* _ACTIVITY_:
Give back the entries that follow exactly as written. Any picture gets left out.

#####

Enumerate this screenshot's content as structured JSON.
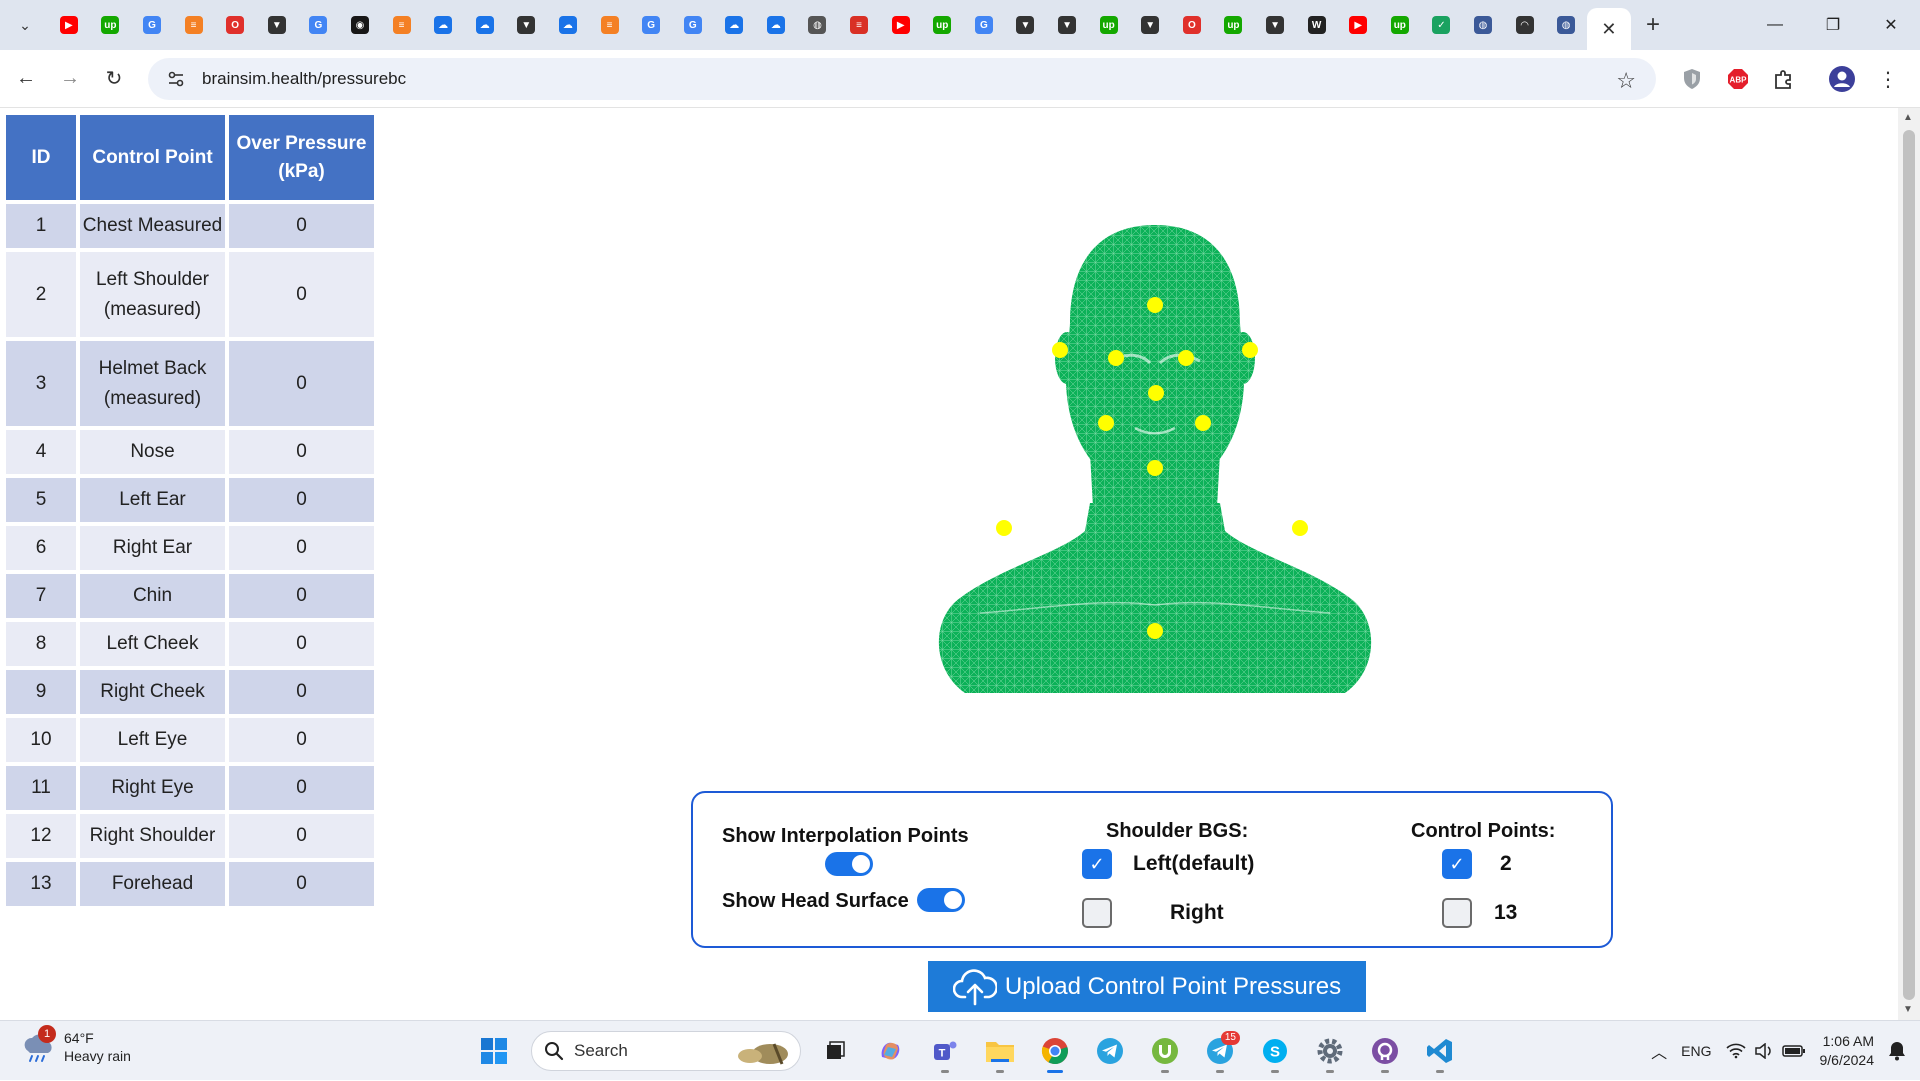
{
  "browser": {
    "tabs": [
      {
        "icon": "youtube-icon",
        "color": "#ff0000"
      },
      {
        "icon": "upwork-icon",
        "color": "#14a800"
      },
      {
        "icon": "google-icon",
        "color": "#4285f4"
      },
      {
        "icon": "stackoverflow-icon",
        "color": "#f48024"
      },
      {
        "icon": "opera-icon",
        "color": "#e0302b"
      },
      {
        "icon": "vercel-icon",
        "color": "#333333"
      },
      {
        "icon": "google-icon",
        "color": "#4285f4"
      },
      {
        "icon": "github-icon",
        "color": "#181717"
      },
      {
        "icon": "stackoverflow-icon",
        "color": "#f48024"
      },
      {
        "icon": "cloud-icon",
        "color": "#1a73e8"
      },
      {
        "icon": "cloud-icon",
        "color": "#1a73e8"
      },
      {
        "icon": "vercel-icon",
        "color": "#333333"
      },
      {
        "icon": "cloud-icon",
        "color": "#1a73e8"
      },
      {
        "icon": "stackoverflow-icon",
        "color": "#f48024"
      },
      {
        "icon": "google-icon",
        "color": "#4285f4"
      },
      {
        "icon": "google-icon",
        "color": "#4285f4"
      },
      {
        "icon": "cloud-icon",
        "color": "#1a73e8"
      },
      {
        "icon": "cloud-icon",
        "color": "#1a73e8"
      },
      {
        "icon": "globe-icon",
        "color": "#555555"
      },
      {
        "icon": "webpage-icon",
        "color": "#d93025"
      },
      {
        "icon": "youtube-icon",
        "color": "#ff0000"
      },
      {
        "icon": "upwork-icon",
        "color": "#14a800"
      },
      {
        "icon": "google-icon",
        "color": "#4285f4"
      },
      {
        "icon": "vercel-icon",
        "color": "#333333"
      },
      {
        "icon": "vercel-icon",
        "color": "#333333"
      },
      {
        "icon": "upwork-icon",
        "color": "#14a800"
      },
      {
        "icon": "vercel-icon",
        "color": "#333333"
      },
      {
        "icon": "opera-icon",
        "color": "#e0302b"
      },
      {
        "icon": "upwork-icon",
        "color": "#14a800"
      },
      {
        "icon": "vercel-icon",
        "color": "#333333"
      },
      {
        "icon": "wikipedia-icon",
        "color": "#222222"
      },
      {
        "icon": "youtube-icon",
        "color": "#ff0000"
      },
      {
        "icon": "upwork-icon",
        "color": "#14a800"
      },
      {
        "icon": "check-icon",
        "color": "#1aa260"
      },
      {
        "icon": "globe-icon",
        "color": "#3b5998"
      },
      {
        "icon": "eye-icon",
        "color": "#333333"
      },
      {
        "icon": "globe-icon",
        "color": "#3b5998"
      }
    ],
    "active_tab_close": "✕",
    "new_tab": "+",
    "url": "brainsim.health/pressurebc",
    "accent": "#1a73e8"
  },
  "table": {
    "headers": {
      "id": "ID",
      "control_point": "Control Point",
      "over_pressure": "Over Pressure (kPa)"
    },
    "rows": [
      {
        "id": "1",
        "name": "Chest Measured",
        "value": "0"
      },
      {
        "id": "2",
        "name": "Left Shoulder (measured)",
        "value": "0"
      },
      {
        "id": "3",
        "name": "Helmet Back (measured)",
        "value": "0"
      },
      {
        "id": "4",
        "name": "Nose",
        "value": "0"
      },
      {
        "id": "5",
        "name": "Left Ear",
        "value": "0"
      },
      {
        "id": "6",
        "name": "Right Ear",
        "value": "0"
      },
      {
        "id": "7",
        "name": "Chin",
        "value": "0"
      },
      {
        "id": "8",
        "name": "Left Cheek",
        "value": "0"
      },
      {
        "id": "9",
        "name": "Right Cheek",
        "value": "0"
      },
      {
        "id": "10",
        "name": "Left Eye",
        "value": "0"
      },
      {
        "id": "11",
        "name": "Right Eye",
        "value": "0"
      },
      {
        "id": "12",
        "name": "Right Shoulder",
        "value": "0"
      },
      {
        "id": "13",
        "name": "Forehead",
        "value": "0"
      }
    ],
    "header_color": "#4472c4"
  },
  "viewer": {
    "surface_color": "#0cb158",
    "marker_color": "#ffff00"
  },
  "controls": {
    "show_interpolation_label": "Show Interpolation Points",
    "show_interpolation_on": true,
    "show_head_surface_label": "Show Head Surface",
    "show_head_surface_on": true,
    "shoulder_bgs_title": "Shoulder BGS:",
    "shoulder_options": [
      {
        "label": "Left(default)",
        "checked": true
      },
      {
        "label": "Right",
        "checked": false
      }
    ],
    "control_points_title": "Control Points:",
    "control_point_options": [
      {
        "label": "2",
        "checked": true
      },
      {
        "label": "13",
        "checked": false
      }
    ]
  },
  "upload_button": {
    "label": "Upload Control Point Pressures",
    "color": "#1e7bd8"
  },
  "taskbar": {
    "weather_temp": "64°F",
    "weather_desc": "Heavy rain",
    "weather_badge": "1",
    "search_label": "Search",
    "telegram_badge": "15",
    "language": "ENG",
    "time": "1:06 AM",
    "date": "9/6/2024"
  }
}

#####

* _RESPONSE AREA_:
Enumerate this screenshot's content as structured JSON.
{
  "browser": {
    "tabs": [
      {
        "icon": "youtube-icon",
        "color": "#ff0000"
      },
      {
        "icon": "upwork-icon",
        "color": "#14a800"
      },
      {
        "icon": "google-icon",
        "color": "#4285f4"
      },
      {
        "icon": "stackoverflow-icon",
        "color": "#f48024"
      },
      {
        "icon": "opera-icon",
        "color": "#e0302b"
      },
      {
        "icon": "vercel-icon",
        "color": "#333333"
      },
      {
        "icon": "google-icon",
        "color": "#4285f4"
      },
      {
        "icon": "github-icon",
        "color": "#181717"
      },
      {
        "icon": "stackoverflow-icon",
        "color": "#f48024"
      },
      {
        "icon": "cloud-icon",
        "color": "#1a73e8"
      },
      {
        "icon": "cloud-icon",
        "color": "#1a73e8"
      },
      {
        "icon": "vercel-icon",
        "color": "#333333"
      },
      {
        "icon": "cloud-icon",
        "color": "#1a73e8"
      },
      {
        "icon": "stackoverflow-icon",
        "color": "#f48024"
      },
      {
        "icon": "google-icon",
        "color": "#4285f4"
      },
      {
        "icon": "google-icon",
        "color": "#4285f4"
      },
      {
        "icon": "cloud-icon",
        "color": "#1a73e8"
      },
      {
        "icon": "cloud-icon",
        "color": "#1a73e8"
      },
      {
        "icon": "globe-icon",
        "color": "#555555"
      },
      {
        "icon": "webpage-icon",
        "color": "#d93025"
      },
      {
        "icon": "youtube-icon",
        "color": "#ff0000"
      },
      {
        "icon": "upwork-icon",
        "color": "#14a800"
      },
      {
        "icon": "google-icon",
        "color": "#4285f4"
      },
      {
        "icon": "vercel-icon",
        "color": "#333333"
      },
      {
        "icon": "vercel-icon",
        "color": "#333333"
      },
      {
        "icon": "upwork-icon",
        "color": "#14a800"
      },
      {
        "icon": "vercel-icon",
        "color": "#333333"
      },
      {
        "icon": "opera-icon",
        "color": "#e0302b"
      },
      {
        "icon": "upwork-icon",
        "color": "#14a800"
      },
      {
        "icon": "vercel-icon",
        "color": "#333333"
      },
      {
        "icon": "wikipedia-icon",
        "color": "#222222"
      },
      {
        "icon": "youtube-icon",
        "color": "#ff0000"
      },
      {
        "icon": "upwork-icon",
        "color": "#14a800"
      },
      {
        "icon": "check-icon",
        "color": "#1aa260"
      },
      {
        "icon": "globe-icon",
        "color": "#3b5998"
      },
      {
        "icon": "eye-icon",
        "color": "#333333"
      },
      {
        "icon": "globe-icon",
        "color": "#3b5998"
      }
    ],
    "active_tab_close": "✕",
    "new_tab": "+",
    "url": "brainsim.health/pressurebc",
    "accent": "#1a73e8"
  },
  "table": {
    "headers": {
      "id": "ID",
      "control_point": "Control Point",
      "over_pressure": "Over Pressure (kPa)"
    },
    "rows": [
      {
        "id": "1",
        "name": "Chest Measured",
        "value": "0"
      },
      {
        "id": "2",
        "name": "Left Shoulder (measured)",
        "value": "0"
      },
      {
        "id": "3",
        "name": "Helmet Back (measured)",
        "value": "0"
      },
      {
        "id": "4",
        "name": "Nose",
        "value": "0"
      },
      {
        "id": "5",
        "name": "Left Ear",
        "value": "0"
      },
      {
        "id": "6",
        "name": "Right Ear",
        "value": "0"
      },
      {
        "id": "7",
        "name": "Chin",
        "value": "0"
      },
      {
        "id": "8",
        "name": "Left Cheek",
        "value": "0"
      },
      {
        "id": "9",
        "name": "Right Cheek",
        "value": "0"
      },
      {
        "id": "10",
        "name": "Left Eye",
        "value": "0"
      },
      {
        "id": "11",
        "name": "Right Eye",
        "value": "0"
      },
      {
        "id": "12",
        "name": "Right Shoulder",
        "value": "0"
      },
      {
        "id": "13",
        "name": "Forehead",
        "value": "0"
      }
    ],
    "header_color": "#4472c4"
  },
  "viewer": {
    "surface_color": "#0cb158",
    "marker_color": "#ffff00"
  },
  "controls": {
    "show_interpolation_label": "Show Interpolation Points",
    "show_interpolation_on": true,
    "show_head_surface_label": "Show Head Surface",
    "show_head_surface_on": true,
    "shoulder_bgs_title": "Shoulder BGS:",
    "shoulder_options": [
      {
        "label": "Left(default)",
        "checked": true
      },
      {
        "label": "Right",
        "checked": false
      }
    ],
    "control_points_title": "Control Points:",
    "control_point_options": [
      {
        "label": "2",
        "checked": true
      },
      {
        "label": "13",
        "checked": false
      }
    ]
  },
  "upload_button": {
    "label": "Upload Control Point Pressures",
    "color": "#1e7bd8"
  },
  "taskbar": {
    "weather_temp": "64°F",
    "weather_desc": "Heavy rain",
    "weather_badge": "1",
    "search_label": "Search",
    "telegram_badge": "15",
    "language": "ENG",
    "time": "1:06 AM",
    "date": "9/6/2024"
  }
}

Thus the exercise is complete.